The Escape’s fuel economy is good for its class. According to the EPA, a front-wheel drive (FWD) four-cylinder model should net 22/28 mpg city/highway with the manual transmission and 21/28 mpg with the optional automatic. All-wheel drive (AWD) four-cylinder models net 20/26 mpg with the automatic. The V6 FWD model is rated at 19/25 mpg, while the AWD model is rated at 18/23 mpg.
It’s difficult to find a competitor that has better fuel economy and costs less than the Escape, but the Hyundai Tucson does. It costs about $2,000 less and earns two more miles per gallon on the highway (its city fuel economy is the same as the Escape’s). Its 2.4-liter four-cylinder engine even boasts five more horsepower than the Escape’s base engine.
- "In testing, we found a V6-equipped model delivered adequate power, but nothing more, including 0-60-mph acceleration in a middling 8.1 seconds." -- Edmunds
- "When equipped with the 6-speed automatic, the four-cylinder produces reasonably strong acceleration -- certainly enough to satisfy most daily driving conditions." -- Popular Mechanics
- "The larger 3.0-liter V6 was recently improved, gaining a higher compression ratio that added an additional 40 horsepower. The 3.0-liter provides better acceleration and the ability to tow up to 3,500 pounds, but its city fuel economy ratings only reach the high teens." -- Kelley Blue Book

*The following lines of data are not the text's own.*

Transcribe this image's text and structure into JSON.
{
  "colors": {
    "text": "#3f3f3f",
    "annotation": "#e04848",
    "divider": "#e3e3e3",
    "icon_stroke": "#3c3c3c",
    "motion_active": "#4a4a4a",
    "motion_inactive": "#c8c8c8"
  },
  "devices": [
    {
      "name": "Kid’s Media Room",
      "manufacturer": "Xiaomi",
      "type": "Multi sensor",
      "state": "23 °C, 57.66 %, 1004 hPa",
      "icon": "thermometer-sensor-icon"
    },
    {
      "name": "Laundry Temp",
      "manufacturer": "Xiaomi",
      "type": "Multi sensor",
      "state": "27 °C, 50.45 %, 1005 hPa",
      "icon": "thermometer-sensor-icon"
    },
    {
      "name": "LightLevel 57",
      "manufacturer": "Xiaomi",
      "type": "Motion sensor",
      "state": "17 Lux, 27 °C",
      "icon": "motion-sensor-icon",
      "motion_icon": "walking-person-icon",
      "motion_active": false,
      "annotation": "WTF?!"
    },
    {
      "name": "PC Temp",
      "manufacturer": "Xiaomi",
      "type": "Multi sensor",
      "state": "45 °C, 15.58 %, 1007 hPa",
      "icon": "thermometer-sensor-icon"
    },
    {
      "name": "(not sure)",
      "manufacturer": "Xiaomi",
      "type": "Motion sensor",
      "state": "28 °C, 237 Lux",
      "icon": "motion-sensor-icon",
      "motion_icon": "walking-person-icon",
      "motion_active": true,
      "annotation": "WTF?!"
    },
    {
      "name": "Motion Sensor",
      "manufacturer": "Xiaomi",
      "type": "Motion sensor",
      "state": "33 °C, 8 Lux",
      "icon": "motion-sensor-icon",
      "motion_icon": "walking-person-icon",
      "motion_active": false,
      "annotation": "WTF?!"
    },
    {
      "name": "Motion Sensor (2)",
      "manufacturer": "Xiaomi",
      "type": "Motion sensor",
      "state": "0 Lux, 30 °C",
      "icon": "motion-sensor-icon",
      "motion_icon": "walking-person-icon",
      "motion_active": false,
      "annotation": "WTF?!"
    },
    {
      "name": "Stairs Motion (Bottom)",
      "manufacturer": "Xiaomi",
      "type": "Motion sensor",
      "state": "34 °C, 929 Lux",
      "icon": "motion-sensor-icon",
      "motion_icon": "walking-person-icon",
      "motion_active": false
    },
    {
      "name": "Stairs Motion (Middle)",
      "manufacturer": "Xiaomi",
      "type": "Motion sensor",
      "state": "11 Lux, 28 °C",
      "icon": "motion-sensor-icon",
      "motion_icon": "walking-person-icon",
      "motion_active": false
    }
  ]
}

- "The six-speed automatic (a five-speed manual remains standard with the four) smoothens the power delivery, and there's none of the hunting for gears of the old 2.3-liter/four-speed auto combo." -- Motor Trend
Handling and Braking
Reviewers criticize the brakes of the 2011 Ford Escape, as well as its handling. While some find the ride comfortable, others find it choppy.
- "The Escape's high point is its car-like handling, definitely augmented this year by the addition of a rear sway bar. It's still a tall-in-the-saddle SUV, so body roll is felt more than in a sedan, but the steering is direct and the naturally supple ride well-damped for a reassuring feel." -- MSN
- "Ride quality is impressive in all models, and the suspension's compliance soaks up big potholes and surface irregularities surprisingly well." -- Popular Mechanics
- "For the first time, the Escape gets a rear anti-roll bar, and combined with the re-tuned springs and dampers, as well as new tires, the handling of the CUV feels much more composed." -- Autoblog
- "Unfortunately, the Escape is hampered by poor braking performance. From 60 mph, the last Escape we tested stopped in a lackluster 138 feet. Brake fade was also encountered, with stopping distances increasing with each run thereafter." -- Edmunds